• Task to carry out:
Copy out, from the entries below, each line holding the string "Ascenseurs".

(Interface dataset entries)
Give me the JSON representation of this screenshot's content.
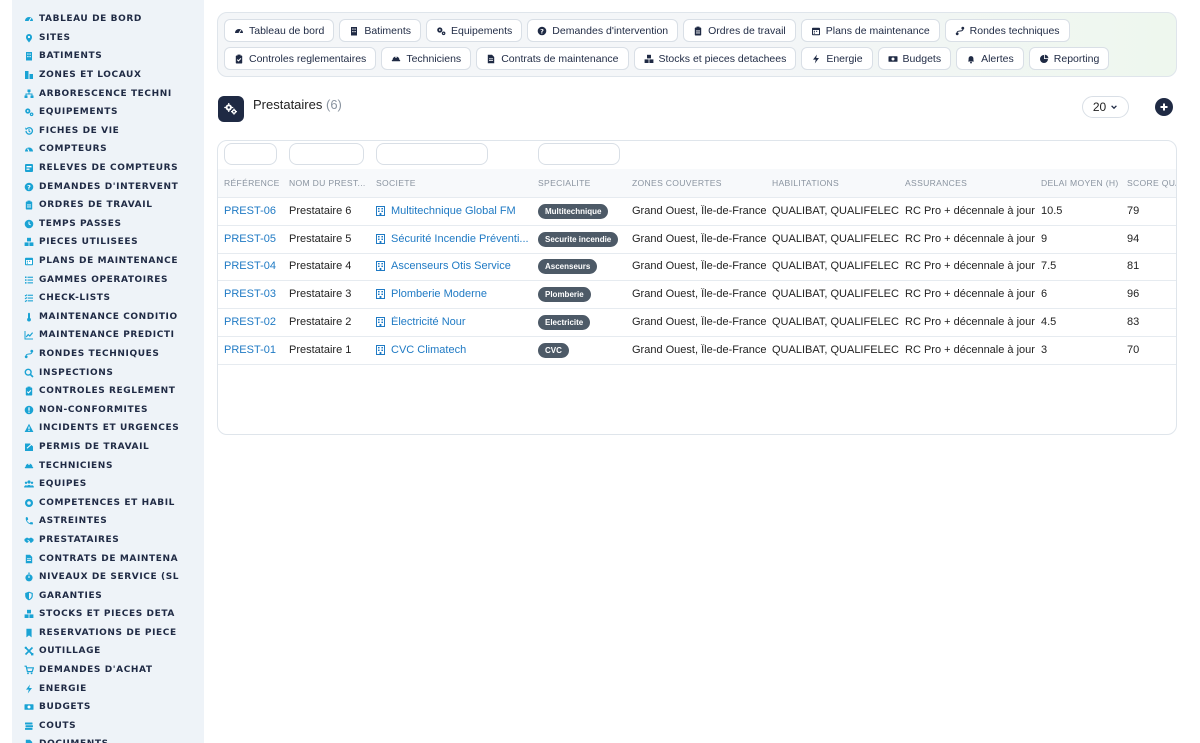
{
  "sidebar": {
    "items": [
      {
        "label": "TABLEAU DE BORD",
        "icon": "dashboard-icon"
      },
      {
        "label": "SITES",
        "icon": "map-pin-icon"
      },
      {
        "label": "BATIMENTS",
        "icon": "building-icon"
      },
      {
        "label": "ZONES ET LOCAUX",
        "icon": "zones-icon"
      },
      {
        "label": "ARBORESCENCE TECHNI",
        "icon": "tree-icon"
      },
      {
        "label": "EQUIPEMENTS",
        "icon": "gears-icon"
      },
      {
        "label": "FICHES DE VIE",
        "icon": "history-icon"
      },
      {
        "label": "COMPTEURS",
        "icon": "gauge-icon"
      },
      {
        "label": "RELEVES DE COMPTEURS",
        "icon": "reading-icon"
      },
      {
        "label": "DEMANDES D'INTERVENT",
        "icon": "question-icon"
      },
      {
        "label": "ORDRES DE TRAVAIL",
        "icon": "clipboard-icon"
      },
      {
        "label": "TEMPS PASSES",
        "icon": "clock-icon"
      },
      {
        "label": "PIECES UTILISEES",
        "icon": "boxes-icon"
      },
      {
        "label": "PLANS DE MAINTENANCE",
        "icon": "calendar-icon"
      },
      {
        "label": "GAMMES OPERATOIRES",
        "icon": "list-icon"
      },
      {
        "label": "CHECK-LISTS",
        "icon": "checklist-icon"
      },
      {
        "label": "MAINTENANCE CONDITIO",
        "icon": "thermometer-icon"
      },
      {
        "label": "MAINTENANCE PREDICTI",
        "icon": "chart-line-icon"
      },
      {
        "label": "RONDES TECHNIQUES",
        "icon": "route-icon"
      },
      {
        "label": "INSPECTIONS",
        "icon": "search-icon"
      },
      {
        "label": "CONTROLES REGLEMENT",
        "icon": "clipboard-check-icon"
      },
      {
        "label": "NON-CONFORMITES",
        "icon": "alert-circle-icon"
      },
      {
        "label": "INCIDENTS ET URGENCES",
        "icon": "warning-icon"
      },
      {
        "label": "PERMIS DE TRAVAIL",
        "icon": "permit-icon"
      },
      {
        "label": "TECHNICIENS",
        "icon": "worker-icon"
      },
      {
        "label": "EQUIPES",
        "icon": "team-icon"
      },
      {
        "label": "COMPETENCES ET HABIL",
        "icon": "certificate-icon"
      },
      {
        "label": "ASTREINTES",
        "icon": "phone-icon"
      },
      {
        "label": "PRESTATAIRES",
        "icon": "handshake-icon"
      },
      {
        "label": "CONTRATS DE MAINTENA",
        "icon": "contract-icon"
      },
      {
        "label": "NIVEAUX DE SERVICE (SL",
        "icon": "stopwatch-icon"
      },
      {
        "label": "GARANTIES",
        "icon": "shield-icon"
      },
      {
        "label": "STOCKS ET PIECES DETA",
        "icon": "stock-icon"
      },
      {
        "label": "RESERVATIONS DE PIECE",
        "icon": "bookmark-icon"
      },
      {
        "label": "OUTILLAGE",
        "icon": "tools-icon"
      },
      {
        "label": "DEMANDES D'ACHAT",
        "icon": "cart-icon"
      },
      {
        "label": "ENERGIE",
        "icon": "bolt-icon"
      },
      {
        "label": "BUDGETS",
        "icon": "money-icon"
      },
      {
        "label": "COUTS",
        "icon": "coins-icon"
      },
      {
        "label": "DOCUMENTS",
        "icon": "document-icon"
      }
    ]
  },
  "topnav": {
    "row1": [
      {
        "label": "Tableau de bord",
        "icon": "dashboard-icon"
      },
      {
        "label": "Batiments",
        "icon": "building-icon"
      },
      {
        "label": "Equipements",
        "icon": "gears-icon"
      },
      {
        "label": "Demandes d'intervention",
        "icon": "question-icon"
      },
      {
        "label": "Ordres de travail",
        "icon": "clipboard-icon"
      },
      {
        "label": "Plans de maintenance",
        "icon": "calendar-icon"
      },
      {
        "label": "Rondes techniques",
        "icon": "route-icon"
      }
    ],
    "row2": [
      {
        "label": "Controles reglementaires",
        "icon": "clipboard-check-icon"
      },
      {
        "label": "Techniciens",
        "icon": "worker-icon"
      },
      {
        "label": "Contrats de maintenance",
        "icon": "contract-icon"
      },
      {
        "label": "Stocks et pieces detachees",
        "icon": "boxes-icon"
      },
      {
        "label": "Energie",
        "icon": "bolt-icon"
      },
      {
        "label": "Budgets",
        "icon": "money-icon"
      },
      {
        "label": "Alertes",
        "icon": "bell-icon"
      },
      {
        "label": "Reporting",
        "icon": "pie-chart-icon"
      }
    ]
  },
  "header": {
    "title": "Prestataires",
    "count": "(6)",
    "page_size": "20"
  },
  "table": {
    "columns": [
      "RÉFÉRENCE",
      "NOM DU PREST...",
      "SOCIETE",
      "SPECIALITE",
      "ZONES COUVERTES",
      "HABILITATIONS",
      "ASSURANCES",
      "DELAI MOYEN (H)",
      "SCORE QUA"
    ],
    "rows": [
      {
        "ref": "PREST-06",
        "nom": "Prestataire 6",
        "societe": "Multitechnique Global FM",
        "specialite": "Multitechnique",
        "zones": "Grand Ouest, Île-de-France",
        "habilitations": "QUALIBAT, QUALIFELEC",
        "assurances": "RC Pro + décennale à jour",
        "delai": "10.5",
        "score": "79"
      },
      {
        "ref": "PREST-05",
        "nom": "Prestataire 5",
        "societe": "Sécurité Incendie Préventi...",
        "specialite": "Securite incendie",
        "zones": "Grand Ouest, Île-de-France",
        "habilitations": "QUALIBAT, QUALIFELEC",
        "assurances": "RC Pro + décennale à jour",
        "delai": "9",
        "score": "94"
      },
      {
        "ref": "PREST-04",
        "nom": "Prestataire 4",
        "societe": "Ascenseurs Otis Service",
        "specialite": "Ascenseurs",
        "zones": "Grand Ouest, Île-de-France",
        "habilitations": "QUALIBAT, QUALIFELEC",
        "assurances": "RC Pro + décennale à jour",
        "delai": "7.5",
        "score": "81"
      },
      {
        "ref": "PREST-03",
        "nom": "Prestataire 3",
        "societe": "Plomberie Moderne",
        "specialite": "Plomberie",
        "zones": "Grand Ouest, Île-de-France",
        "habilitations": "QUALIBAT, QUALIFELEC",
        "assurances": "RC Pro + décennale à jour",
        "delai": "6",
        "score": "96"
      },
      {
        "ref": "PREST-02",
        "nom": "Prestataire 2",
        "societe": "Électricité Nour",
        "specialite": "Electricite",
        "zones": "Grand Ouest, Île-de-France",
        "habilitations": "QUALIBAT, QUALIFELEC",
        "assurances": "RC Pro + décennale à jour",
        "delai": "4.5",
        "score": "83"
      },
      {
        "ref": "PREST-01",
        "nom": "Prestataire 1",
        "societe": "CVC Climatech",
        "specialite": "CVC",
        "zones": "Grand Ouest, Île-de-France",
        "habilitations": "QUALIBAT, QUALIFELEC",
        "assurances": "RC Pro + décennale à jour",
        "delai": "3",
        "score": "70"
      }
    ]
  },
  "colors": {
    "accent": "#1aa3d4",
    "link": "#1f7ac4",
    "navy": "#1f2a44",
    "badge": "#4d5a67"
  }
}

• The completed task:
        "societe": "Ascenseurs Otis Service",
        "specialite": "Ascenseurs",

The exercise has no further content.